  • Zeta Ophiuchus
    The star known as Zeta Oph blasts out a wind of subatomic particles, its curving wave is around four light years, or 40 trillion kilometres, long. (Copyright: NASA/JPL-Caltech)
  • Eta Carinae
    Around 100 times the mass of our sun, the energy output from this bright star at the centre is sculpting and destroying the surrounding nebula. (Copyright: Nasa/JPL-Caltech)
  • NGC 2207 and IC 2163
    The two galaxies, around 140 million light-years from Earth, merged around 40 million years ago. This image was captured by Spitzer (red) and Hubble (blue/green). (Copyright: Nasa)
  • Sword of Orion
    Our closest massive star-making factory, the Orion nebula lies 1,450 light-years from Earth. (Copyright: Nasa/JPL-Caltech/Univ. of Toledo)
  • Rho Ophiuchi
    One of the closest star-forming regions to our own solar system, “Rho Oph”, as it is known, is about 407 light years away. (Copyright: Nasa/JPL-Caltech/Harvard-Smithsonian CfA)
  • MACS0647-JD
    Combining the power of Hubble and Spitzer, last year astronomers found the most distant galaxy seen in the universe, 420 million years after the Big Bang. (Copyright: NASA/ESA)
As Nasa’s telescope celebrates its tenth anniversary of revealing the Universe’s dark side, we show some of the most memorable images it has captured.

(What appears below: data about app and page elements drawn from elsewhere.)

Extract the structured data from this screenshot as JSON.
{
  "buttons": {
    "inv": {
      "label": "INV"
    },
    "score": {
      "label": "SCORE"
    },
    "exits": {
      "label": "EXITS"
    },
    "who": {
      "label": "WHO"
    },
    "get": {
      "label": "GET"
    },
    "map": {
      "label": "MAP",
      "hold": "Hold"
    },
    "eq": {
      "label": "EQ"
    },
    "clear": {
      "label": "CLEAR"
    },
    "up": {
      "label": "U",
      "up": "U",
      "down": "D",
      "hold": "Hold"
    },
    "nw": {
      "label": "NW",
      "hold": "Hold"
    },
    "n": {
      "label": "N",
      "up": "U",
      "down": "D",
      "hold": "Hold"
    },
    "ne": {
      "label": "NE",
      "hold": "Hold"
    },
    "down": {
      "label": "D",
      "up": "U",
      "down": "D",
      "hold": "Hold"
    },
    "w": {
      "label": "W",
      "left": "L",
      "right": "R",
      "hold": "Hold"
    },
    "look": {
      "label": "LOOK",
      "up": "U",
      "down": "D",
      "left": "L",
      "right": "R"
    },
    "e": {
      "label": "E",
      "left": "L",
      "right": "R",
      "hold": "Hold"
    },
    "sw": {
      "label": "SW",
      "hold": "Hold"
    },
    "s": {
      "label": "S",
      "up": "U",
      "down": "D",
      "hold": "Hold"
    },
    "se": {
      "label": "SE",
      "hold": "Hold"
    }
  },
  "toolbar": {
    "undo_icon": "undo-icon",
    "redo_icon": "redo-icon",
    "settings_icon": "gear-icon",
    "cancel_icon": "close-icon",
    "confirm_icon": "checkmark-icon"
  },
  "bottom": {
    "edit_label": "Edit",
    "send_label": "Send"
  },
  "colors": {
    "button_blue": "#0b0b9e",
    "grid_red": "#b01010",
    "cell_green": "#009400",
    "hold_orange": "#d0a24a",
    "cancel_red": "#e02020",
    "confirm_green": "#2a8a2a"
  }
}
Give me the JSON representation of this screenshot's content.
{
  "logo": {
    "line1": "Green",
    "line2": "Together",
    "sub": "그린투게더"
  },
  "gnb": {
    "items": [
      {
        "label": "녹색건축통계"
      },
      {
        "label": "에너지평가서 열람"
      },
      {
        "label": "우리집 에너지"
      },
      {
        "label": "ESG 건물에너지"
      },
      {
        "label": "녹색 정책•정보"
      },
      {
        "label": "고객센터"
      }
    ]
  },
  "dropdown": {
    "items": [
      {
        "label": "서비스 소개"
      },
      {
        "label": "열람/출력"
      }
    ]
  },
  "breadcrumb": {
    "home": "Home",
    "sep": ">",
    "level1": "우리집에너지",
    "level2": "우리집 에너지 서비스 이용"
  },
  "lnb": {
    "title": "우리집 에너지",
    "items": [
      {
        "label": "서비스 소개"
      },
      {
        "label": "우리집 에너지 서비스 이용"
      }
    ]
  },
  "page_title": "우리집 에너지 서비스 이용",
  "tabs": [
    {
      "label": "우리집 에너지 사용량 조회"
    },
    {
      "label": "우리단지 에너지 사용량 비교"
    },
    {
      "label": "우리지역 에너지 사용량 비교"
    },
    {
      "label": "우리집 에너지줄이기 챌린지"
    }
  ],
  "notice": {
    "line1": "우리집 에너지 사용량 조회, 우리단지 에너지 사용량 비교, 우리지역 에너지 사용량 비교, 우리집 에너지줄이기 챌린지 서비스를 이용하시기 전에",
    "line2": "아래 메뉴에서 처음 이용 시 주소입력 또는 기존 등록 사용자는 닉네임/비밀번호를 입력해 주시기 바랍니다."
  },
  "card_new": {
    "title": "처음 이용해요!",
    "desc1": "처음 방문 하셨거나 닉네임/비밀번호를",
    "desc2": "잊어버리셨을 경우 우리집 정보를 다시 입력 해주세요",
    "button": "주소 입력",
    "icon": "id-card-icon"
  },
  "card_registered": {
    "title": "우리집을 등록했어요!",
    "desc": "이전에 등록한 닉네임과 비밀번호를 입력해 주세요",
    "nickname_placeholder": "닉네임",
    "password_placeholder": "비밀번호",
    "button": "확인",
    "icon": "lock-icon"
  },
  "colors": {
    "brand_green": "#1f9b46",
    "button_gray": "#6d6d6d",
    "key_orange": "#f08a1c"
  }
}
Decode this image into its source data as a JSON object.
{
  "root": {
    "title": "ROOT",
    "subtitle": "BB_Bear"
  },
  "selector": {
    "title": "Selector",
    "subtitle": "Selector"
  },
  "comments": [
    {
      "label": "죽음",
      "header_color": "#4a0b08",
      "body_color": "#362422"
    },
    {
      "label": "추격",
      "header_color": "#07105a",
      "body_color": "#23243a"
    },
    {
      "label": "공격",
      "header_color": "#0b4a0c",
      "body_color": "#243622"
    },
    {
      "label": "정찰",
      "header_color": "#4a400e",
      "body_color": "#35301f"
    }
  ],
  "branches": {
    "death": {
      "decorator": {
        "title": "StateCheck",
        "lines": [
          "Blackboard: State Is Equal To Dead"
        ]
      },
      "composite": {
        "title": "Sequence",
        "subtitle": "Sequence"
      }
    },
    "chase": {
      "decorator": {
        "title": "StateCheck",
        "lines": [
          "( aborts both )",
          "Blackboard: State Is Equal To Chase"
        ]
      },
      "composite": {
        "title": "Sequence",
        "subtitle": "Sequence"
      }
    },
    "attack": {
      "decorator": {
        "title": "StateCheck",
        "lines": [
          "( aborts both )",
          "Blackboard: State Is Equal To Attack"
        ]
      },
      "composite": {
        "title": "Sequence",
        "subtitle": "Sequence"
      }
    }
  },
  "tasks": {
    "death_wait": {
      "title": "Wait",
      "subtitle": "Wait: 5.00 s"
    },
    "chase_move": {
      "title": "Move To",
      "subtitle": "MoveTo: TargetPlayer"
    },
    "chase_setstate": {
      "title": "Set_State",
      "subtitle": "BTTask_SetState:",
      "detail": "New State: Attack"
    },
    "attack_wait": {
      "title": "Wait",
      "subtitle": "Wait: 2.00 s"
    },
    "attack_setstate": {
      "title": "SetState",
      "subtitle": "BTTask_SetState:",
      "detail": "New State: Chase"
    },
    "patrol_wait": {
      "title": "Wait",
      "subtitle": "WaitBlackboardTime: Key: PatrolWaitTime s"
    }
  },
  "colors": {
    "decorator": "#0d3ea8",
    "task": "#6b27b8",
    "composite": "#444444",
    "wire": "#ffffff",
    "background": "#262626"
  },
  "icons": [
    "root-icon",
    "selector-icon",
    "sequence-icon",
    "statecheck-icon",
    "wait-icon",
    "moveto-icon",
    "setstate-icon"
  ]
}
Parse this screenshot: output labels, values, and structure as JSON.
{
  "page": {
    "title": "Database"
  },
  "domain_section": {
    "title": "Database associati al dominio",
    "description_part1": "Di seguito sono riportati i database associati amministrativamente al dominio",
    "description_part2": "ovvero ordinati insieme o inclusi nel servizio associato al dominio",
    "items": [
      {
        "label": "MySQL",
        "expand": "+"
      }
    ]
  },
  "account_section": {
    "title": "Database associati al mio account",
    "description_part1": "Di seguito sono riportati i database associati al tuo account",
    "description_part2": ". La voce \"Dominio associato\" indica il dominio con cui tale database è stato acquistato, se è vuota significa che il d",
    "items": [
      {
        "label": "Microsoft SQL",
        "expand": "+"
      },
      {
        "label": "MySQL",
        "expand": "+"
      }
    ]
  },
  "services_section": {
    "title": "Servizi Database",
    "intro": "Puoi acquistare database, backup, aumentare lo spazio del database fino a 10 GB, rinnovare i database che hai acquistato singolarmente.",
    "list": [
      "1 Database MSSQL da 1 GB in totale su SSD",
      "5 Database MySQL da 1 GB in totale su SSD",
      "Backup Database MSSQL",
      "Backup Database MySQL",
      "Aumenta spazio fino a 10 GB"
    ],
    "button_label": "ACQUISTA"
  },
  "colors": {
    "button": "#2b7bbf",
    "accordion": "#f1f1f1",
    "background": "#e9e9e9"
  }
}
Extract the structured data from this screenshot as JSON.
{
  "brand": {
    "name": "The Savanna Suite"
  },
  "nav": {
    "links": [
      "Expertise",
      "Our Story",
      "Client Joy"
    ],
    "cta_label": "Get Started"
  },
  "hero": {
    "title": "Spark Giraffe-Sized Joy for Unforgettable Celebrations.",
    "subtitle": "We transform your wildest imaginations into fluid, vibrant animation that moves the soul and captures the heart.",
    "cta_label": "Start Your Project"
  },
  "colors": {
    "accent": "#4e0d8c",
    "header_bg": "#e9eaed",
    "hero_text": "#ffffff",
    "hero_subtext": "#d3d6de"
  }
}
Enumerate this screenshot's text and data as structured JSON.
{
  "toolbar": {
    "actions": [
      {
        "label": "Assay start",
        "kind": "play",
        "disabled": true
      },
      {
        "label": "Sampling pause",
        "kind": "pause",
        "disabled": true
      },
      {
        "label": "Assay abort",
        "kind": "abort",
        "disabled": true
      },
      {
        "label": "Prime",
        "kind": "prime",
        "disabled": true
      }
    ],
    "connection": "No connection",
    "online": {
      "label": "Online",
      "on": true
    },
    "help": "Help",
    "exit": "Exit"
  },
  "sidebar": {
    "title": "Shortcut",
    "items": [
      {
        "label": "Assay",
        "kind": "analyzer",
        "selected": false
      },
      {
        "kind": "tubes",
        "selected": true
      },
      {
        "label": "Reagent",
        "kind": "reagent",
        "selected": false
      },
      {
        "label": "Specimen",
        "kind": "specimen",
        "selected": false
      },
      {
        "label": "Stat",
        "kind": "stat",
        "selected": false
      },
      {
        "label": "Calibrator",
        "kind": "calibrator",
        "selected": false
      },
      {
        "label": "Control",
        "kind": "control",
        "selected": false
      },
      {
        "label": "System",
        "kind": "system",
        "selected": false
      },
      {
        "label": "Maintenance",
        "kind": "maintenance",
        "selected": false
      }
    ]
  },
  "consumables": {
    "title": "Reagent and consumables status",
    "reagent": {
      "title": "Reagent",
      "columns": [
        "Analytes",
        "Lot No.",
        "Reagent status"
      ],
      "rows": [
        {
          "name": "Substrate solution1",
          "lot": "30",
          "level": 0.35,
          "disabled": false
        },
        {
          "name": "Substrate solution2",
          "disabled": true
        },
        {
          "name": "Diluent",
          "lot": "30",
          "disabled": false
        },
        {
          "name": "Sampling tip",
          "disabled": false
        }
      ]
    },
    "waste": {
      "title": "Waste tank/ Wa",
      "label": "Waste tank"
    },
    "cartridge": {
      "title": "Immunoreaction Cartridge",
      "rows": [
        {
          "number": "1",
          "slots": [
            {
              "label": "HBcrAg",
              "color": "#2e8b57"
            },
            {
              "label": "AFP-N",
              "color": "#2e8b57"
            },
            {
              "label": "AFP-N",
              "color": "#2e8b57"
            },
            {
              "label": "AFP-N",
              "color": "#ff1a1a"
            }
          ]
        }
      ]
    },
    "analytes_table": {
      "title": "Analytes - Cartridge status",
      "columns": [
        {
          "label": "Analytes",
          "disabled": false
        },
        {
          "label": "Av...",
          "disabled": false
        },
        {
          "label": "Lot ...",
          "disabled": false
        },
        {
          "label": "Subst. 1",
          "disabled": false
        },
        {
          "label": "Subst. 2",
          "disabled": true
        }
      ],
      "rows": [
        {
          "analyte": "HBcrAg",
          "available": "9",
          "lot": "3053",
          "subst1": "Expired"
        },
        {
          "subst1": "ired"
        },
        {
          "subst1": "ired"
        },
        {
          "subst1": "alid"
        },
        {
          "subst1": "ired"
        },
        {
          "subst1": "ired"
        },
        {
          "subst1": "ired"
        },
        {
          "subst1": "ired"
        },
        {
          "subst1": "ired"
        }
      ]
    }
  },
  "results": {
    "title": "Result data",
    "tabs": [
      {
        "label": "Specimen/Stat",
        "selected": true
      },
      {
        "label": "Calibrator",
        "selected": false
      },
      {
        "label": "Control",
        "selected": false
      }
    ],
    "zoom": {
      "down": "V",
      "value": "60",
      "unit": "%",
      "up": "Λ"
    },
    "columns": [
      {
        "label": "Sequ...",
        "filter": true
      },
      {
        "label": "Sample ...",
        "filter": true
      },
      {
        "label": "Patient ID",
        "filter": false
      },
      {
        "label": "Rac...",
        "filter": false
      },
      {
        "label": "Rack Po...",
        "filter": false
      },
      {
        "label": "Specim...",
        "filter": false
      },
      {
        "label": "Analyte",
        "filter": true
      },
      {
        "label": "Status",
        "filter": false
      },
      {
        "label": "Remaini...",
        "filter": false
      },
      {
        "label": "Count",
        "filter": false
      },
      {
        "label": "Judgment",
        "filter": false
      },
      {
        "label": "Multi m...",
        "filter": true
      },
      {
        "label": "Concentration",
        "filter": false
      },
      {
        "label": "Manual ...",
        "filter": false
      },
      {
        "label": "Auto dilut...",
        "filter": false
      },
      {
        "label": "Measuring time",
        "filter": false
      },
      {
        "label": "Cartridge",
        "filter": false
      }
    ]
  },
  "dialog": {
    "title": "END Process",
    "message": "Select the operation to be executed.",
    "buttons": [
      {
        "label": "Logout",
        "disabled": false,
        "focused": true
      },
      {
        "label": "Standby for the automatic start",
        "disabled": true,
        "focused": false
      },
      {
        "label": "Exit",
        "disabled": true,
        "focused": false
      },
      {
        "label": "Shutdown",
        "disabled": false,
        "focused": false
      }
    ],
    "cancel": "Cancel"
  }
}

Before the Spitzer space telescope launched on 25 August 2003, a lot lay hidden in the dark corners of the Universe. One of Nasa's four Great Observatories (other siblings were Compton Gamma Ray Observatory, the Chandra X-ray Observatory, and the Hubble space telescope), Spitzer was different in that it was designed to detect the Universe's infrared radiation, in which cooler things like planets appear relatively brighter, and hot things like stars relatively dimmer. This allows it to peer into interstellar dust clouds and stretches of deep space that appeared unexciting to ordinary telescopes.

The telescope has studied comets and asteroids, it has helped to detect far-flung galaxies, and it even discovered soccer-ball-shaped carbon spheres called buckyballs. It was the first to detect light coming from a planet outside our solar system, and discovered the largest of Saturn's many rings. Even though it ran out of the helium coolant needed to use its far-infrared detectors in 2009, two detectors have continued to provide striking images of the Universe.

Nasa says that Spitzer will continue to explore the cosmos in its second decade of operation. For instance, it will attempt to examine a small near-Earth asteroid named 2009 DB to better determine its size, which the space agency says will help them understand potential candidates for its asteroid capture and redirection mission.

But for now, we at BBC Future want to wish Spitzer a very happy anniversary, and celebrate this by showing some of its most memorable images over the decade.

If you would like to comment on this slideshow or anything else you have seen on Future, head over to our Facebook page or message us on Twitter.